__TASK STATEMENT__:
Could you reproduce all of the entries below without a single change?

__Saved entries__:

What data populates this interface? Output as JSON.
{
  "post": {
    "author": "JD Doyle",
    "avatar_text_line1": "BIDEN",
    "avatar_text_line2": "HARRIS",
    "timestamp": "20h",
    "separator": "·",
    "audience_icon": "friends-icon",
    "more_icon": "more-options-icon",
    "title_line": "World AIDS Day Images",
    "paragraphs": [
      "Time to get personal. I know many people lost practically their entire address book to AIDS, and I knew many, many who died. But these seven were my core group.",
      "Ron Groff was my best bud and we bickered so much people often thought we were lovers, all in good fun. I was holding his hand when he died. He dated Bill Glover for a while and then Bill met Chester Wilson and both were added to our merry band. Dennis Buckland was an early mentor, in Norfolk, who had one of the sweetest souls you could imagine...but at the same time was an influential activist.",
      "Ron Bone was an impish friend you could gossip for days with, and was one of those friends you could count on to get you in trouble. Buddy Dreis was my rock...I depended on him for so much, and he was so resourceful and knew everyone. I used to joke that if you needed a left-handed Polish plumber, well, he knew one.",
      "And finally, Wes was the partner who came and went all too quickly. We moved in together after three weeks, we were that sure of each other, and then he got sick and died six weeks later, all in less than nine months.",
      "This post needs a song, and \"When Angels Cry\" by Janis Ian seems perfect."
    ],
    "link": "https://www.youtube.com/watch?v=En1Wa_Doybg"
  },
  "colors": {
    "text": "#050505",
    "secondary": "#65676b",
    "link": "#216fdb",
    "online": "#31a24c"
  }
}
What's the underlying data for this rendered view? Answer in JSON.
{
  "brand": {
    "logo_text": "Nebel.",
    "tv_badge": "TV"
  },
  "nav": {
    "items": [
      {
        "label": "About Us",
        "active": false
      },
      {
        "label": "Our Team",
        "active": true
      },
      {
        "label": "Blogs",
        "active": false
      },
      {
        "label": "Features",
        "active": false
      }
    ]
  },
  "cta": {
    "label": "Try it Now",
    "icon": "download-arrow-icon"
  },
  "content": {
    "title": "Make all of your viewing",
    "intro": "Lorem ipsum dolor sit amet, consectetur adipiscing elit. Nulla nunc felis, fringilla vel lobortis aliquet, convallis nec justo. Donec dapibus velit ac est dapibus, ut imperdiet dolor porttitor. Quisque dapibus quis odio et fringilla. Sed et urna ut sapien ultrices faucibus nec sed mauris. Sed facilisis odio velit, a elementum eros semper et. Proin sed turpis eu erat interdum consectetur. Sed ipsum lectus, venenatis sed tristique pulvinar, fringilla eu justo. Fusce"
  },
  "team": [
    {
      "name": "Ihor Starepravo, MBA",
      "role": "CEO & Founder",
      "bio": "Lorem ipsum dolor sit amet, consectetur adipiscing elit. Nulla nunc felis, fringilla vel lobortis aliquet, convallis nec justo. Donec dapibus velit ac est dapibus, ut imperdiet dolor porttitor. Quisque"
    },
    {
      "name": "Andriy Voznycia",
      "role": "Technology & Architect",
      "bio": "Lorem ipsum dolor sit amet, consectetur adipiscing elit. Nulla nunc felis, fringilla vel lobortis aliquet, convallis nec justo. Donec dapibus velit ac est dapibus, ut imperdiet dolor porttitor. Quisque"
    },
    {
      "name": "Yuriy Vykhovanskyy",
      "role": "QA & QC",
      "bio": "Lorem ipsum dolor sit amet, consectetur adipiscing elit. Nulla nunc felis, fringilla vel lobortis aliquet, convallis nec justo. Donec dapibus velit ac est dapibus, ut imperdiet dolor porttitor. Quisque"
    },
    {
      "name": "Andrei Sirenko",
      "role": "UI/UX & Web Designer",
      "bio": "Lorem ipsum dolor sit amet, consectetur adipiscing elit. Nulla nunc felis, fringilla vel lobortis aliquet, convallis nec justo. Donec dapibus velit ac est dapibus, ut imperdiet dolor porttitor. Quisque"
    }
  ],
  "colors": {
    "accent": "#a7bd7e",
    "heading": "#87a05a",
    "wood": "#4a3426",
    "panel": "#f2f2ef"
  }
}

__ANSWER__:
What data populates this interface? Output as JSON.
{
  "post": {
    "author": "JD Doyle",
    "avatar_text_line1": "BIDEN",
    "avatar_text_line2": "HARRIS",
    "timestamp": "20h",
    "separator": "·",
    "audience_icon": "friends-icon",
    "more_icon": "more-options-icon",
    "title_line": "World AIDS Day Images",
    "paragraphs": [
      "Time to get personal. I know many people lost practically their entire address book to AIDS, and I knew many, many who died. But these seven were my core group.",
      "Ron Groff was my best bud and we bickered so much people often thought we were lovers, all in good fun. I was holding his hand when he died. He dated Bill Glover for a while and then Bill met Chester Wilson and both were added to our merry band. Dennis Buckland was an early mentor, in Norfolk, who had one of the sweetest souls you could imagine...but at the same time was an influential activist.",
      "Ron Bone was an impish friend you could gossip for days with, and was one of those friends you could count on to get you in trouble. Buddy Dreis was my rock...I depended on him for so much, and he was so resourceful and knew everyone. I used to joke that if you needed a left-handed Polish plumber, well, he knew one.",
      "And finally, Wes was the partner who came and went all too quickly. We moved in together after three weeks, we were that sure of each other, and then he got sick and died six weeks later, all in less than nine months.",
      "This post needs a song, and \"When Angels Cry\" by Janis Ian seems perfect."
    ],
    "link": "https://www.youtube.com/watch?v=En1Wa_Doybg"
  },
  "colors": {
    "text": "#050505",
    "secondary": "#65676b",
    "link": "#216fdb",
    "online": "#31a24c"
  }
}
What's the underlying data for this rendered view? Answer in JSON.
{
  "brand": {
    "logo_text": "Nebel.",
    "tv_badge": "TV"
  },
  "nav": {
    "items": [
      {
        "label": "About Us",
        "active": false
      },
      {
        "label": "Our Team",
        "active": true
      },
      {
        "label": "Blogs",
        "active": false
      },
      {
        "label": "Features",
        "active": false
      }
    ]
  },
  "cta": {
    "label": "Try it Now",
    "icon": "download-arrow-icon"
  },
  "content": {
    "title": "Make all of your viewing",
    "intro": "Lorem ipsum dolor sit amet, consectetur adipiscing elit. Nulla nunc felis, fringilla vel lobortis aliquet, convallis nec justo. Donec dapibus velit ac est dapibus, ut imperdiet dolor porttitor. Quisque dapibus quis odio et fringilla. Sed et urna ut sapien ultrices faucibus nec sed mauris. Sed facilisis odio velit, a elementum eros semper et. Proin sed turpis eu erat interdum consectetur. Sed ipsum lectus, venenatis sed tristique pulvinar, fringilla eu justo. Fusce"
  },
  "team": [
    {
      "name": "Ihor Starepravo, MBA",
      "role": "CEO & Founder",
      "bio": "Lorem ipsum dolor sit amet, consectetur adipiscing elit. Nulla nunc felis, fringilla vel lobortis aliquet, convallis nec justo. Donec dapibus velit ac est dapibus, ut imperdiet dolor porttitor. Quisque"
    },
    {
      "name": "Andriy Voznycia",
      "role": "Technology & Architect",
      "bio": "Lorem ipsum dolor sit amet, consectetur adipiscing elit. Nulla nunc felis, fringilla vel lobortis aliquet, convallis nec justo. Donec dapibus velit ac est dapibus, ut imperdiet dolor porttitor. Quisque"
    },
    {
      "name": "Yuriy Vykhovanskyy",
      "role": "QA & QC",
      "bio": "Lorem ipsum dolor sit amet, consectetur adipiscing elit. Nulla nunc felis, fringilla vel lobortis aliquet, convallis nec justo. Donec dapibus velit ac est dapibus, ut imperdiet dolor porttitor. Quisque"
    },
    {
      "name": "Andrei Sirenko",
      "role": "UI/UX & Web Designer",
      "bio": "Lorem ipsum dolor sit amet, consectetur adipiscing elit. Nulla nunc felis, fringilla vel lobortis aliquet, convallis nec justo. Donec dapibus velit ac est dapibus, ut imperdiet dolor porttitor. Quisque"
    }
  ],
  "colors": {
    "accent": "#a7bd7e",
    "heading": "#87a05a",
    "wood": "#4a3426",
    "panel": "#f2f2ef"
  }
}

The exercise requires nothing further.